## INSTRUCTIONS FOR THE TASK
Please set down the data again exactly, minus the pictures.

[Stored dataset items]
'''

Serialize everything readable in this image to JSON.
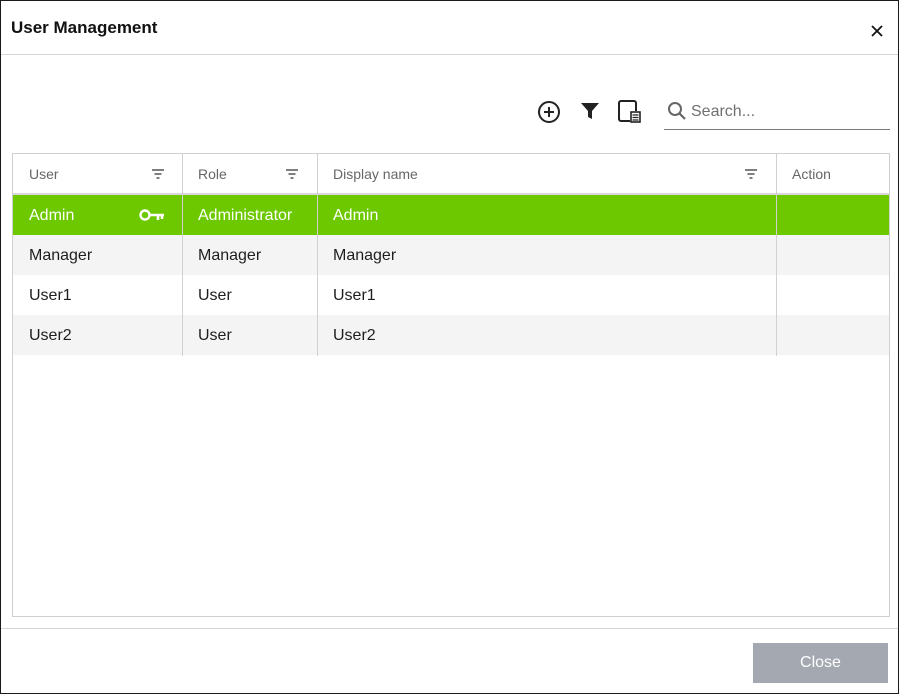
{
  "dialog": {
    "title": "User Management"
  },
  "toolbar": {
    "add_icon": "add-circle-icon",
    "filter_icon": "filter-icon",
    "columns_icon": "column-chooser-icon",
    "search": {
      "icon": "search-icon",
      "placeholder": "Search...",
      "value": ""
    }
  },
  "grid": {
    "columns": [
      {
        "label": "User",
        "filter": true
      },
      {
        "label": "Role",
        "filter": true
      },
      {
        "label": "Display name",
        "filter": true
      },
      {
        "label": "Action",
        "filter": false
      }
    ],
    "rows": [
      {
        "user": "Admin",
        "role": "Administrator",
        "display_name": "Admin",
        "action": "",
        "selected": true,
        "icon": "key-icon"
      },
      {
        "user": "Manager",
        "role": "Manager",
        "display_name": "Manager",
        "action": ""
      },
      {
        "user": "User1",
        "role": "User",
        "display_name": "User1",
        "action": ""
      },
      {
        "user": "User2",
        "role": "User",
        "display_name": "User2",
        "action": ""
      }
    ]
  },
  "footer": {
    "close_label": "Close"
  },
  "colors": {
    "selected_row": "#6dc800",
    "alt_row": "#f4f4f4",
    "close_button": "#a3a8b1"
  }
}
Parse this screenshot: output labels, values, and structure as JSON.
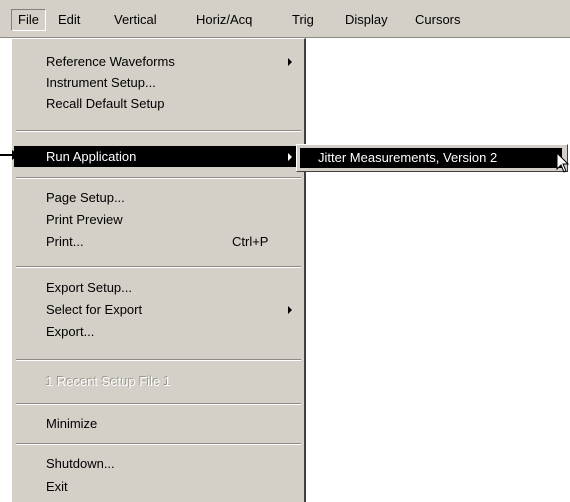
{
  "menubar": {
    "items": [
      "File",
      "Edit",
      "Vertical",
      "Horiz/Acq",
      "Trig",
      "Display",
      "Cursors"
    ]
  },
  "file_menu": {
    "reference_waveforms": "Reference Waveforms",
    "instrument_setup": "Instrument Setup...",
    "recall_default_setup": "Recall Default Setup",
    "run_application": "Run Application",
    "page_setup": "Page Setup...",
    "print_preview": "Print Preview",
    "print": "Print...",
    "print_shortcut": "Ctrl+P",
    "export_setup": "Export Setup...",
    "select_for_export": "Select for Export",
    "export": "Export...",
    "recent_setup_file": "1 Recent Setup File 1",
    "minimize": "Minimize",
    "shutdown": "Shutdown...",
    "exit": "Exit"
  },
  "submenu": {
    "item": "Jitter Measurements, Version 2"
  }
}
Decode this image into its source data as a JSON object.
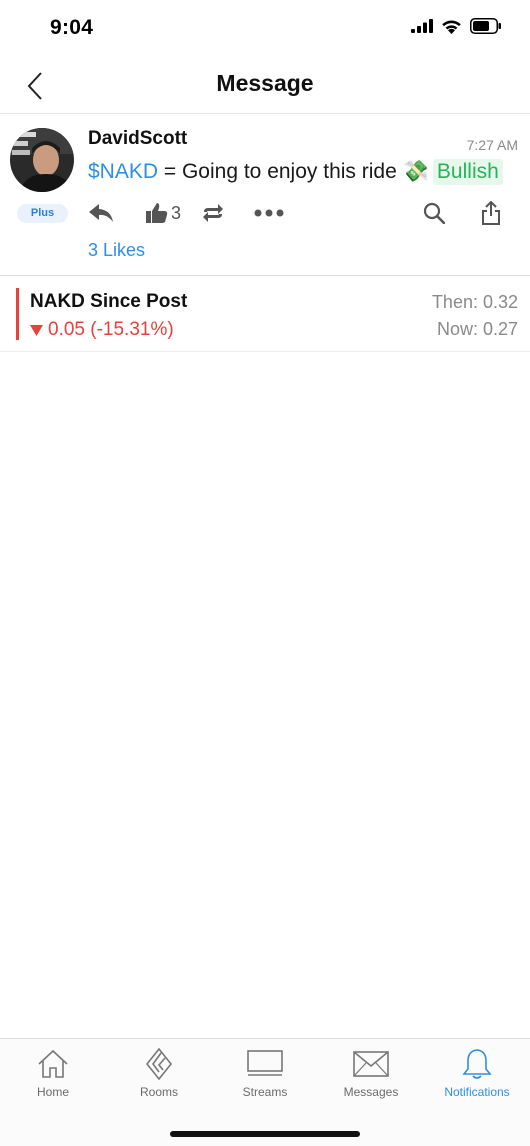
{
  "status_bar": {
    "time": "9:04"
  },
  "header": {
    "title": "Message"
  },
  "message": {
    "author": "DavidScott",
    "plan_badge": "Plus",
    "timestamp": "7:27 AM",
    "ticker": "$NAKD",
    "text": "= Going to enjoy this ride",
    "emoji": "💸",
    "sentiment": "Bullish",
    "like_count": "3",
    "likes_summary": "3 Likes"
  },
  "price_card": {
    "title": "NAKD Since Post",
    "change": "0.05 (-15.31%)",
    "then": "Then: 0.32",
    "now": "Now: 0.27"
  },
  "tab_bar": {
    "tabs": [
      {
        "label": "Home",
        "icon": "home-icon"
      },
      {
        "label": "Rooms",
        "icon": "rooms-icon"
      },
      {
        "label": "Streams",
        "icon": "streams-icon"
      },
      {
        "label": "Messages",
        "icon": "messages-icon"
      },
      {
        "label": "Notifications",
        "icon": "bell-icon",
        "active": true
      }
    ]
  },
  "colors": {
    "accent_blue": "#2d8fe3",
    "bullish_green": "#27b35a",
    "bearish_red": "#e8403a"
  }
}
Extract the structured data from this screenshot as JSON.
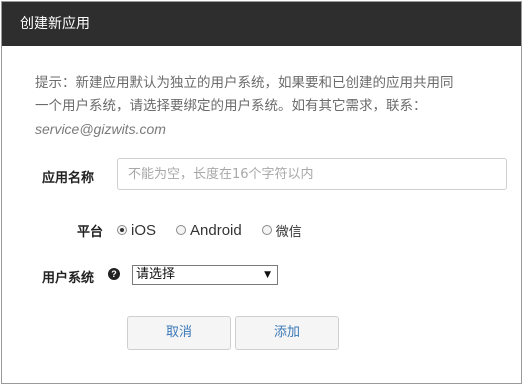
{
  "dialog": {
    "title": "创建新应用"
  },
  "notice": {
    "line1": "提示：新建应用默认为独立的用户系统，如果要和已创建的应用共用同",
    "line2": "一个用户系统，请选择要绑定的用户系统。如有其它需求，联系：",
    "email": "service@gizwits.com"
  },
  "form": {
    "name_label": "应用名称",
    "name_placeholder": "不能为空，长度在16个字符以内",
    "name_value": "",
    "platform_label": "平台",
    "platforms": [
      {
        "label": "iOS",
        "checked": true
      },
      {
        "label": "Android",
        "checked": false
      },
      {
        "label": "微信",
        "checked": false
      }
    ],
    "system_label": "用户系统",
    "help_icon": "question-circle-icon",
    "system_selected": "请选择",
    "select_arrow": "▼"
  },
  "buttons": {
    "cancel": "取消",
    "add": "添加"
  },
  "colors": {
    "titlebar": "#2e2e2e",
    "button_text": "#3a78b8"
  }
}
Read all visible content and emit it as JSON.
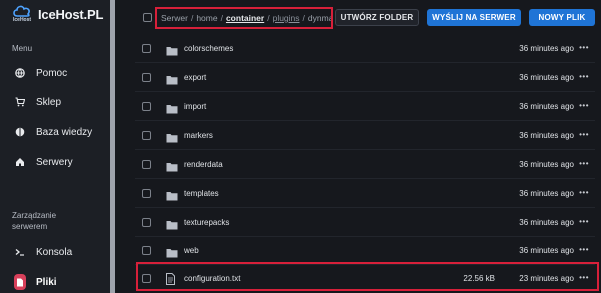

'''

## RESPONSE TO THIS TASK
Serialize everything readable in this image to JSON.
{
  "dialog": {
    "title": "User Management"
  },
  "toolbar": {
    "add_icon": "add-circle-icon",
    "filter_icon": "filter-icon",
    "columns_icon": "column-chooser-icon",
    "search": {
      "icon": "search-icon",
      "placeholder": "Search...",
      "value": ""
    }
  },
  "grid": {
    "columns": [
      {
        "label": "User",
        "filter": true
      },
      {
        "label": "Role",
        "filter": true
      },
      {
        "label": "Display name",
        "filter": true
      },
      {
        "label": "Action",
        "filter": false
      }
    ],
    "rows": [
      {
        "user": "Admin",
        "role": "Administrator",
        "display_name": "Admin",
        "action": "",
        "selected": true,
        "icon": "key-icon"
      },
      {
        "user": "Manager",
        "role": "Manager",
        "display_name": "Manager",
        "action": ""
      },
      {
        "user": "User1",
        "role": "User",
        "display_name": "User1",
        "action": ""
      },
      {
        "user": "User2",
        "role": "User",
        "display_name": "User2",
        "action": ""
      }
    ]
  },
  "footer": {
    "close_label": "Close"
  },
  "colors": {
    "selected_row": "#6dc800",
    "alt_row": "#f4f4f4",
    "close_button": "#a3a8b1"
  }
}
Parse this screenshot: output labels, values, and structure as JSON.
{
  "menubar": {
    "items": [
      "File",
      "Edit",
      "Vertical",
      "Horiz/Acq",
      "Trig",
      "Display",
      "Cursors"
    ]
  },
  "file_menu": {
    "reference_waveforms": "Reference Waveforms",
    "instrument_setup": "Instrument Setup...",
    "recall_default_setup": "Recall Default Setup",
    "run_application": "Run Application",
    "page_setup": "Page Setup...",
    "print_preview": "Print Preview",
    "print": "Print...",
    "print_shortcut": "Ctrl+P",
    "export_setup": "Export Setup...",
    "select_for_export": "Select for Export",
    "export": "Export...",
    "recent_setup_file": "1 Recent Setup File 1",
    "minimize": "Minimize",
    "shutdown": "Shutdown...",
    "exit": "Exit"
  },
  "submenu": {
    "item": "Jitter Measurements, Version 2"
  }
}
Decode this image into its source data as a JSON object.
{
  "status_bar": {
    "time": "9:04"
  },
  "header": {
    "title": "Message"
  },
  "message": {
    "author": "DavidScott",
    "plan_badge": "Plus",
    "timestamp": "7:27 AM",
    "ticker": "$NAKD",
    "text": "= Going to enjoy this ride",
    "emoji": "💸",
    "sentiment": "Bullish",
    "like_count": "3",
    "likes_summary": "3 Likes"
  },
  "price_card": {
    "title": "NAKD Since Post",
    "change": "0.05 (-15.31%)",
    "then": "Then: 0.32",
    "now": "Now: 0.27"
  },
  "tab_bar": {
    "tabs": [
      {
        "label": "Home",
        "icon": "home-icon"
      },
      {
        "label": "Rooms",
        "icon": "rooms-icon"
      },
      {
        "label": "Streams",
        "icon": "streams-icon"
      },
      {
        "label": "Messages",
        "icon": "messages-icon"
      },
      {
        "label": "Notifications",
        "icon": "bell-icon",
        "active": true
      }
    ]
  },
  "colors": {
    "accent_blue": "#2d8fe3",
    "bullish_green": "#27b35a",
    "bearish_red": "#e8403a"
  }
}
Extract the structured data from this screenshot as JSON.
{
  "dialog": {
    "title": "创建新应用"
  },
  "notice": {
    "line1": "提示：新建应用默认为独立的用户系统，如果要和已创建的应用共用同",
    "line2": "一个用户系统，请选择要绑定的用户系统。如有其它需求，联系：",
    "email": "service@gizwits.com"
  },
  "form": {
    "name_label": "应用名称",
    "name_placeholder": "不能为空，长度在16个字符以内",
    "name_value": "",
    "platform_label": "平台",
    "platforms": [
      {
        "label": "iOS",
        "checked": true
      },
      {
        "label": "Android",
        "checked": false
      },
      {
        "label": "微信",
        "checked": false
      }
    ],
    "system_label": "用户系统",
    "help_icon": "question-circle-icon",
    "system_selected": "请选择",
    "select_arrow": "▼"
  },
  "buttons": {
    "cancel": "取消",
    "add": "添加"
  },
  "colors": {
    "titlebar": "#2e2e2e",
    "button_text": "#3a78b8"
  }
}
Read all visible content and emit it as JSON.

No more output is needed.